During The Great war, everyone needed lighter music, especially lively ditties from popular musicals. The talented English soprano Violet Essex, known as "Vera Desmond", recorded mostly lighter music. Under her own name Violet recorded Arditi's "Il bacio" and Musetta's Waltz from La Boheme and dazzled in Gilbert and Sullivan operas that HMV would begin to record late in the war. As “Vera” she recorded current tunes such as Dorothy Forster's "Take me to flowerland with you" as well as English songs of the ages "Where the bee sucks" by Arne and "Orpheus with his lute" by Sullivan. 



Columbia, London 1912? 
Il bacio (Arditi) 28197

HMV, London 1915-02-26
Bohème (Puccini): Musetta's waltz song 2-3075 Ho1214b  
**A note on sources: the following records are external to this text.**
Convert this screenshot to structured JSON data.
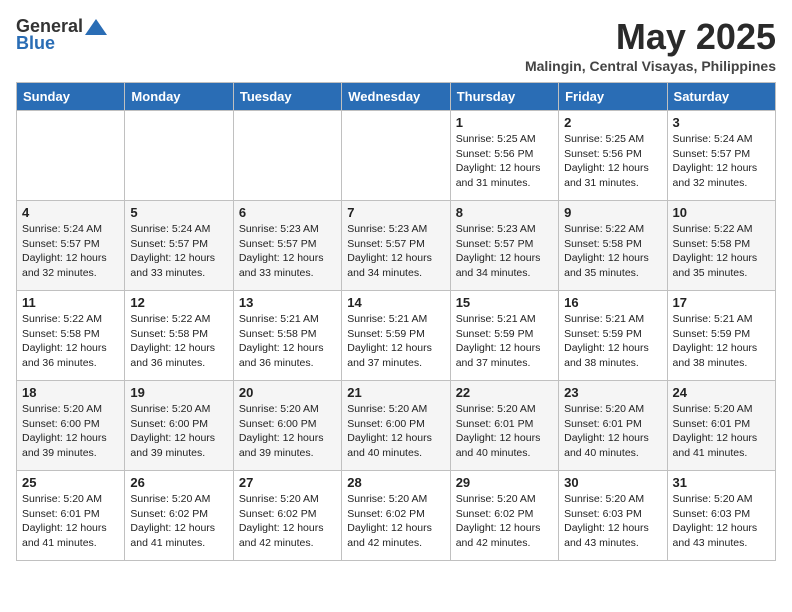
{
  "header": {
    "logo_general": "General",
    "logo_blue": "Blue",
    "month_title": "May 2025",
    "location": "Malingin, Central Visayas, Philippines"
  },
  "days_of_week": [
    "Sunday",
    "Monday",
    "Tuesday",
    "Wednesday",
    "Thursday",
    "Friday",
    "Saturday"
  ],
  "weeks": [
    [
      {
        "day": "",
        "detail": ""
      },
      {
        "day": "",
        "detail": ""
      },
      {
        "day": "",
        "detail": ""
      },
      {
        "day": "",
        "detail": ""
      },
      {
        "day": "1",
        "detail": "Sunrise: 5:25 AM\nSunset: 5:56 PM\nDaylight: 12 hours\nand 31 minutes."
      },
      {
        "day": "2",
        "detail": "Sunrise: 5:25 AM\nSunset: 5:56 PM\nDaylight: 12 hours\nand 31 minutes."
      },
      {
        "day": "3",
        "detail": "Sunrise: 5:24 AM\nSunset: 5:57 PM\nDaylight: 12 hours\nand 32 minutes."
      }
    ],
    [
      {
        "day": "4",
        "detail": "Sunrise: 5:24 AM\nSunset: 5:57 PM\nDaylight: 12 hours\nand 32 minutes."
      },
      {
        "day": "5",
        "detail": "Sunrise: 5:24 AM\nSunset: 5:57 PM\nDaylight: 12 hours\nand 33 minutes."
      },
      {
        "day": "6",
        "detail": "Sunrise: 5:23 AM\nSunset: 5:57 PM\nDaylight: 12 hours\nand 33 minutes."
      },
      {
        "day": "7",
        "detail": "Sunrise: 5:23 AM\nSunset: 5:57 PM\nDaylight: 12 hours\nand 34 minutes."
      },
      {
        "day": "8",
        "detail": "Sunrise: 5:23 AM\nSunset: 5:57 PM\nDaylight: 12 hours\nand 34 minutes."
      },
      {
        "day": "9",
        "detail": "Sunrise: 5:22 AM\nSunset: 5:58 PM\nDaylight: 12 hours\nand 35 minutes."
      },
      {
        "day": "10",
        "detail": "Sunrise: 5:22 AM\nSunset: 5:58 PM\nDaylight: 12 hours\nand 35 minutes."
      }
    ],
    [
      {
        "day": "11",
        "detail": "Sunrise: 5:22 AM\nSunset: 5:58 PM\nDaylight: 12 hours\nand 36 minutes."
      },
      {
        "day": "12",
        "detail": "Sunrise: 5:22 AM\nSunset: 5:58 PM\nDaylight: 12 hours\nand 36 minutes."
      },
      {
        "day": "13",
        "detail": "Sunrise: 5:21 AM\nSunset: 5:58 PM\nDaylight: 12 hours\nand 36 minutes."
      },
      {
        "day": "14",
        "detail": "Sunrise: 5:21 AM\nSunset: 5:59 PM\nDaylight: 12 hours\nand 37 minutes."
      },
      {
        "day": "15",
        "detail": "Sunrise: 5:21 AM\nSunset: 5:59 PM\nDaylight: 12 hours\nand 37 minutes."
      },
      {
        "day": "16",
        "detail": "Sunrise: 5:21 AM\nSunset: 5:59 PM\nDaylight: 12 hours\nand 38 minutes."
      },
      {
        "day": "17",
        "detail": "Sunrise: 5:21 AM\nSunset: 5:59 PM\nDaylight: 12 hours\nand 38 minutes."
      }
    ],
    [
      {
        "day": "18",
        "detail": "Sunrise: 5:20 AM\nSunset: 6:00 PM\nDaylight: 12 hours\nand 39 minutes."
      },
      {
        "day": "19",
        "detail": "Sunrise: 5:20 AM\nSunset: 6:00 PM\nDaylight: 12 hours\nand 39 minutes."
      },
      {
        "day": "20",
        "detail": "Sunrise: 5:20 AM\nSunset: 6:00 PM\nDaylight: 12 hours\nand 39 minutes."
      },
      {
        "day": "21",
        "detail": "Sunrise: 5:20 AM\nSunset: 6:00 PM\nDaylight: 12 hours\nand 40 minutes."
      },
      {
        "day": "22",
        "detail": "Sunrise: 5:20 AM\nSunset: 6:01 PM\nDaylight: 12 hours\nand 40 minutes."
      },
      {
        "day": "23",
        "detail": "Sunrise: 5:20 AM\nSunset: 6:01 PM\nDaylight: 12 hours\nand 40 minutes."
      },
      {
        "day": "24",
        "detail": "Sunrise: 5:20 AM\nSunset: 6:01 PM\nDaylight: 12 hours\nand 41 minutes."
      }
    ],
    [
      {
        "day": "25",
        "detail": "Sunrise: 5:20 AM\nSunset: 6:01 PM\nDaylight: 12 hours\nand 41 minutes."
      },
      {
        "day": "26",
        "detail": "Sunrise: 5:20 AM\nSunset: 6:02 PM\nDaylight: 12 hours\nand 41 minutes."
      },
      {
        "day": "27",
        "detail": "Sunrise: 5:20 AM\nSunset: 6:02 PM\nDaylight: 12 hours\nand 42 minutes."
      },
      {
        "day": "28",
        "detail": "Sunrise: 5:20 AM\nSunset: 6:02 PM\nDaylight: 12 hours\nand 42 minutes."
      },
      {
        "day": "29",
        "detail": "Sunrise: 5:20 AM\nSunset: 6:02 PM\nDaylight: 12 hours\nand 42 minutes."
      },
      {
        "day": "30",
        "detail": "Sunrise: 5:20 AM\nSunset: 6:03 PM\nDaylight: 12 hours\nand 43 minutes."
      },
      {
        "day": "31",
        "detail": "Sunrise: 5:20 AM\nSunset: 6:03 PM\nDaylight: 12 hours\nand 43 minutes."
      }
    ]
  ]
}
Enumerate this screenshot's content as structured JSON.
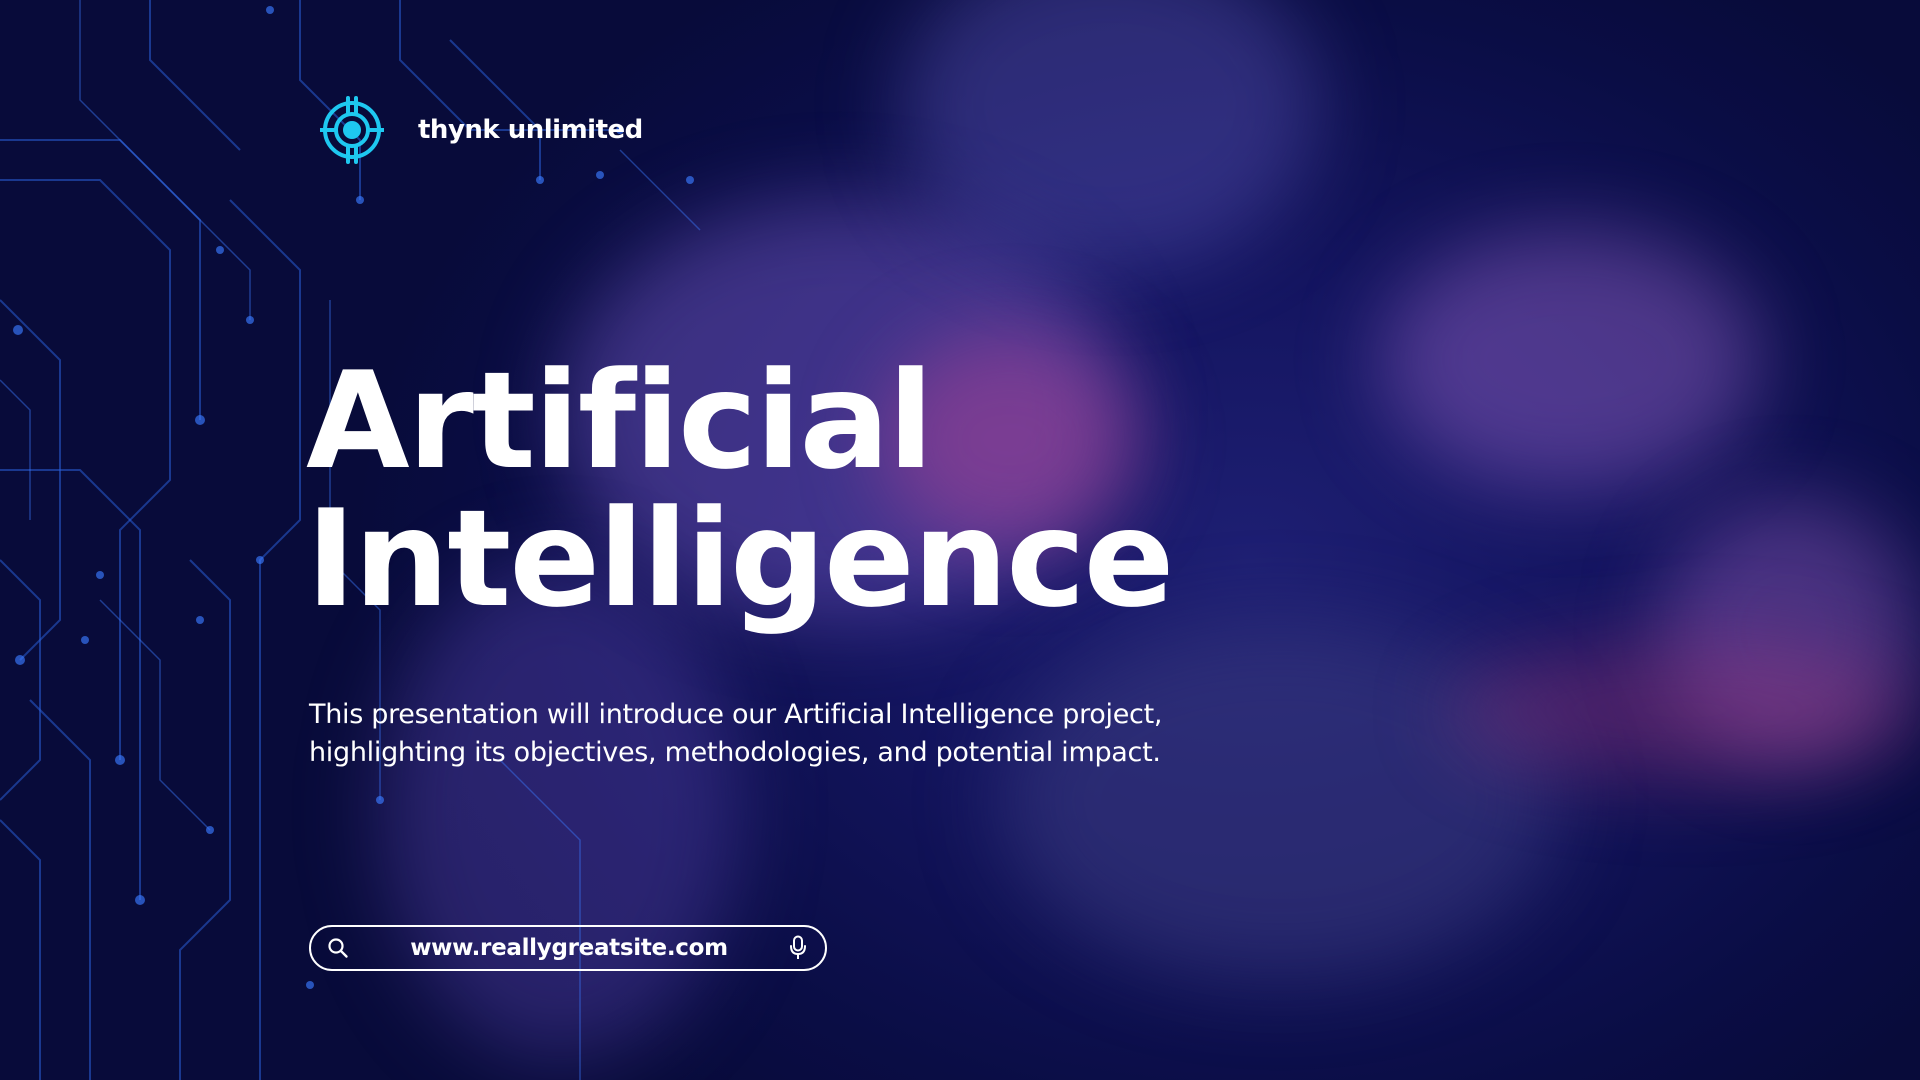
{
  "colors": {
    "background": "#0b0f4a",
    "accent": "#1ec8f0",
    "text": "#ffffff",
    "circuit": "#2a5fd6",
    "glow_pink": "#b24a9a"
  },
  "brand": {
    "name": "thynk unlimited",
    "logo_icon": "crosshair-target-icon"
  },
  "hero": {
    "title_line1": "Artificial",
    "title_line2": "Intelligence",
    "subtitle_line1": "This presentation will introduce our Artificial Intelligence project,",
    "subtitle_line2": "highlighting its objectives, methodologies, and potential impact."
  },
  "search_bar": {
    "url": "www.reallygreatsite.com",
    "left_icon": "search-icon",
    "right_icon": "microphone-icon"
  }
}
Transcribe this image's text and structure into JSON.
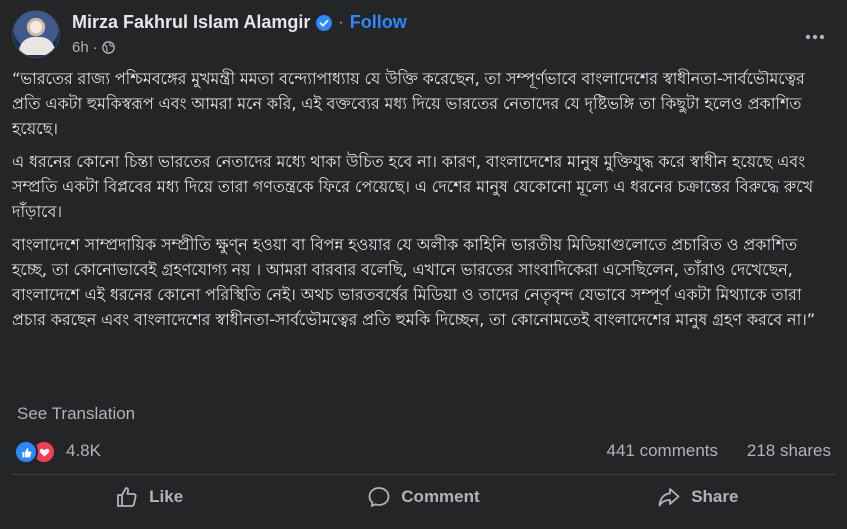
{
  "header": {
    "author_name": "Mirza Fakhrul Islam Alamgir",
    "separator": "·",
    "follow_label": "Follow",
    "timestamp": "6h",
    "meta_separator": "·",
    "icons": {
      "verified": "verified-badge-icon",
      "audience": "globe-icon",
      "more": "more-horizontal-icon"
    }
  },
  "post": {
    "paragraphs": [
      "“ভারতের রাজ্য পশ্চিমবঙ্গের মুখমন্ত্রী মমতা বন্দ্যোপাধ্যায় যে উক্তি করেছেন, তা সম্পূর্ণভাবে বাংলাদেশের স্বাধীনতা-সার্বভৌমত্বের প্রতি একটা হুমকিস্বরূপ এবং আমরা মনে করি, এই বক্তব্যের মধ্য দিয়ে ভারতের নেতাদের যে দৃষ্টিভঙ্গি তা কিছুটা হলেও প্রকাশিত হয়েছে।",
      "এ ধরনের কোনো চিন্তা ভারতের নেতাদের মধ্যে থাকা উচিত হবে না। কারণ, বাংলাদেশের মানুষ মুক্তিযুদ্ধ করে স্বাধীন হয়েছে এবং সম্প্রতি একটা বিপ্লবের মধ্য দিয়ে তারা গণতন্ত্রকে ফিরে পেয়েছে। এ দেশের মানুষ যেকোনো মূল্যে এ ধরনের চক্রান্তের বিরুদ্ধে রুখে দাঁড়াবে।",
      "বাংলাদেশে সাম্প্রদায়িক সম্প্রীতি ক্ষুণ্ন হওয়া বা বিপন্ন হওয়ার যে অলীক কাহিনি ভারতীয় মিডিয়াগুলোতে প্রচারিত ও প্রকাশিত হচ্ছে, তা কোনোভাবেই গ্রহণযোগ্য নয় । আমরা বারবার বলেছি, এখানে ভারতের সাংবাদিকেরা এসেছিলেন, তাঁরাও দেখেছেন, বাংলাদেশে এই ধরনের কোনো পরিস্থিতি নেই। অথচ ভারতবর্ষের মিডিয়া ও তাদের নেতৃবৃন্দ যেভাবে সম্পূর্ণ একটা মিথ্যাকে তারা প্রচার করছেন এবং বাংলাদেশের স্বাধীনতা-সার্বভৌমত্বের প্রতি হুমকি দিচ্ছেন, তা কোনোমতেই বাংলাদেশের মানুষ গ্রহণ করবে না।”"
    ],
    "see_translation_label": "See Translation"
  },
  "engagement": {
    "reaction_count": "4.8K",
    "comments_label": "441 comments",
    "shares_label": "218 shares",
    "reaction_types": [
      "like-reaction-icon",
      "love-reaction-icon"
    ]
  },
  "actions": {
    "like_label": "Like",
    "comment_label": "Comment",
    "share_label": "Share"
  },
  "colors": {
    "background": "#242526",
    "text_primary": "#E4E6EB",
    "text_secondary": "#B0B3B8",
    "accent_blue": "#2D88FF",
    "love_red": "#F33E58",
    "divider": "#3E4042"
  }
}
Eric Marshall (Baritone) (March 1891, Kensington, London, England - July 8, 1961, Westminster, London, England, UK)

His real name was Eric David Marks. He was a nephew of the known French conductor and operatic composer André Messager (1853-1929). He was active in the 19th county of London regiment as an officer. Then he trained his voice under Jean de Reszke in Paris. In 1921 he undertook an England tour together with the famous prima donna Luisa Tetrazzini. As an opera singer he appeared during several seasons at the Covent Garden in London under sir Thomas Beecham. It is possible that he appeared at Italian opera theaters under the artistic name Silvio Sideli. Beside his activity on the stage he had a significant career at the concert hall. He made made guest appearances in England, Paris and Berlin. At London he was also to be heard in musical Comedies, among other things in 1926 in ‘’The Cat and the Fiddle’’. He recorded some early acoustic recordings for Vocalion, mostly songs, but also opera arias in Italian and French. On Vocalion he sang several songs written by Guy d'Hardelot. A baritone Silvio Sideli also recorded, the same sangs of Guy d'Hardelot in Italy for the Vocalion. On the other hand, in 1921, a baritone called Silvio Sideli made records for Columbia in Italy.

Chronology of some appearances

1920's England, Paris and Berlin


Vocalion, London 1922-11?
Nozze di Figaro (Mozart): Non più andrai C-01085 02994

HMV, London 1925-02-26 (ac)
Du bist wie eine Blume (Schumann) E380 (7-42091)
Die Lotosblume (Schumann) E380 (7-42090) 

HMV, London 1926-12-30
The heart's secret (Rachmaninov) E455 (6-2746)
In the silent night (Rachmaninov) E455 (6-2747)